High egg intake tied to lower all-cause mortality
High fish and legume intake is tied to lower cancer mortality, while higher egg intake is associated with reduced all-cause mortality, reports a new prospective population-based study.
The study drew information of 42,403 participants (18,261 males) from the Golestan Cohort Study, which excludes individuals with a history of upper gastrointestinal cancer. Additional exclusion criteria were extreme energy intake and prior chronic diseases.
Information on dietary intake and frequency was collected via questionnaires upon enrolment. Questionnaires and interviews for lifestyle, medical and demographic factors were also administered. Reports from families, friends and local health workers were used for death records.
Over a median follow-up of 8.1 years, a total of 3,291 deaths were recorded. Of these, 1,938 were in males and 1,353 were in females. Cardiovascular diseases and cancer were the cause of 1,467 and 859 of these deaths, respectively. [Am J Prev Med 2017;52:237-248]
In the entire study sample, the mean total red meat consumption was 0.19 servings per day, including a mean of 0.04 servings per day of processed red meat. Participants were divided into quintiles according to red meat intake.
Increasing consumption of total red meat (hazard ratio [HR], 1.04; 95 percent CI, 0.93 to 1.17; p=0.25) and poultry (HR, 1.02; 0.91 to 1.14; p=0.54) was not associated with all-cause mortality risk. Adjustment for age showed that higher fish (HR, 0.77; 0.69 to 0.85; p<0.0001) and legumes (HR, 0.85; 0.77 to 0.94; p=0.01) intake was associated with reduced all-cause mortality.
However, after including other covariates in the adjustment, only the increased consumption of eggs (HR, 0.88; 0.79 to 0.97; p=0.03) remained significantly associated with lower all-cause mortality risks.
Interestingly, substituting one serving per day of eggs (HR, 0.65; 0.43 to 0.98), legumes (HR, 0.68; 0.50 to 0.93) or fish (HR, 0.63; 0.47 to 0.84) for one serving per day of red meat reduced the risk of all-cause mortality.
Higher intake of fish was significantly associated with lower total cancer (HR, 0.79; 0.64 to 0.98; p=0.03) and gastrointestinal cancer (HR, 0.75; 0.56 to 1.00; p=0.02) mortality risks. Adjusting for total red meat (HR, 0.79; 0.64 to 0.98; p=0.03), low-fat dairy (HR, 0.79; 0.64 to 0.99; p=0.03) or fruit and vegetable (HR, 0.81; 0.66 to 1.01; p=0.07) intake does not affect the significant relationship between fish intake and total cancer mortality risk.
Similarly, higher consumption of legumes was associated with decreased risks of total cancer (HR, 0.72; 0.58 to 0.89; p=0.004), gastrointestinal cancer (HR, 0.76; 0.58 to 1.01) and other cancer (HR, 0.66; 0.47 to 0.93; p=0.004) mortality.

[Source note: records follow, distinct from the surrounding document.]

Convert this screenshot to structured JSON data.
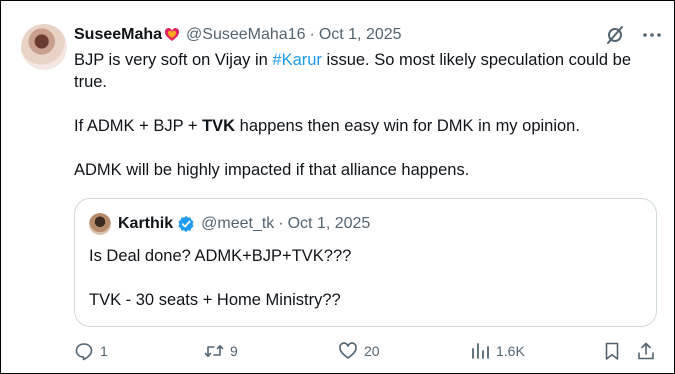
{
  "post": {
    "author_name": "SuseeMaha",
    "handle": "@SuseeMaha16",
    "separator": "·",
    "date": "Oct 1, 2025",
    "line1_before": "BJP is very soft on Vijay in ",
    "hashtag": "#Karur",
    "line1_after": " issue. So most likely speculation could be true.",
    "line2_before": "If ADMK + BJP + ",
    "line2_bold": "TVK",
    "line2_after": " happens then easy win for DMK in my opinion.",
    "line3": "ADMK will be highly impacted if that alliance happens."
  },
  "quote": {
    "author_name": "Karthik",
    "handle": "@meet_tk",
    "separator": "·",
    "date": "Oct 1, 2025",
    "line1": "Is Deal done? ADMK+BJP+TVK???",
    "line2": "TVK - 30 seats + Home Ministry??"
  },
  "actions": {
    "replies": "1",
    "reposts": "9",
    "likes": "20",
    "views": "1.6K"
  },
  "colors": {
    "link": "#1d9bf0",
    "muted": "#536471",
    "text": "#0f1419",
    "border": "#cfd9de"
  },
  "icons": [
    "heart-badge-icon",
    "grok-icon",
    "more-icon",
    "verified-icon",
    "reply-icon",
    "repost-icon",
    "like-icon",
    "views-icon",
    "bookmark-icon",
    "share-icon"
  ]
}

There were no significant associations between increased total intake of red meat, legume, fish, egg or poultry with risk of mortality from cardiovascular diseases, including stroke and coronary heart disease (CHD).
The findings are in conflict with numerous American and European studies which report that high levels of red meat intake, particularly processed red meat, are tied to worse all-cause and specific-cause mortality. [BMC Med 2013;11:63; Arch Intern Med 2009;169:562-571; Cancer Causes Control 2011;22:1699]
On the other hand, the present report corroborates the findings of a recent pooled analysis of Asian cohort studies. The large difference in the amount of red meat and processed red meat consumed in the studies may account for this discrepancy, the investigators said. [Am J Clin Nutr 2013;98:1032-1041]
Similarly, the literature is conflicted about fish intake and mortality. In published meta-analyses, for instance, high levels of fish intake are associated with improved all-cause and CHD mortality. The disparity in findings may be explained by differences in levels of fish consumption and by the involvement of socioeconomic status in the association to mortality.
Differences in the volume of egg intake may also explain the inconsistencies of the current literature and the present study about the effect of egg consumption on mortality risk, they explained.
Despite these deviations from the literature, the present study has nevertheless provided solid evidence linking intake of protein from different sources to all-cause or specific-cause mortality.
“In this prospective community-based cohort study […], high consumption of fish and legumes was associated with lower cancer mortality risk, independent of other dietary factors. Lowered all-cause mortality risk was observed among participants with high egg consumption,” the investigators wrote.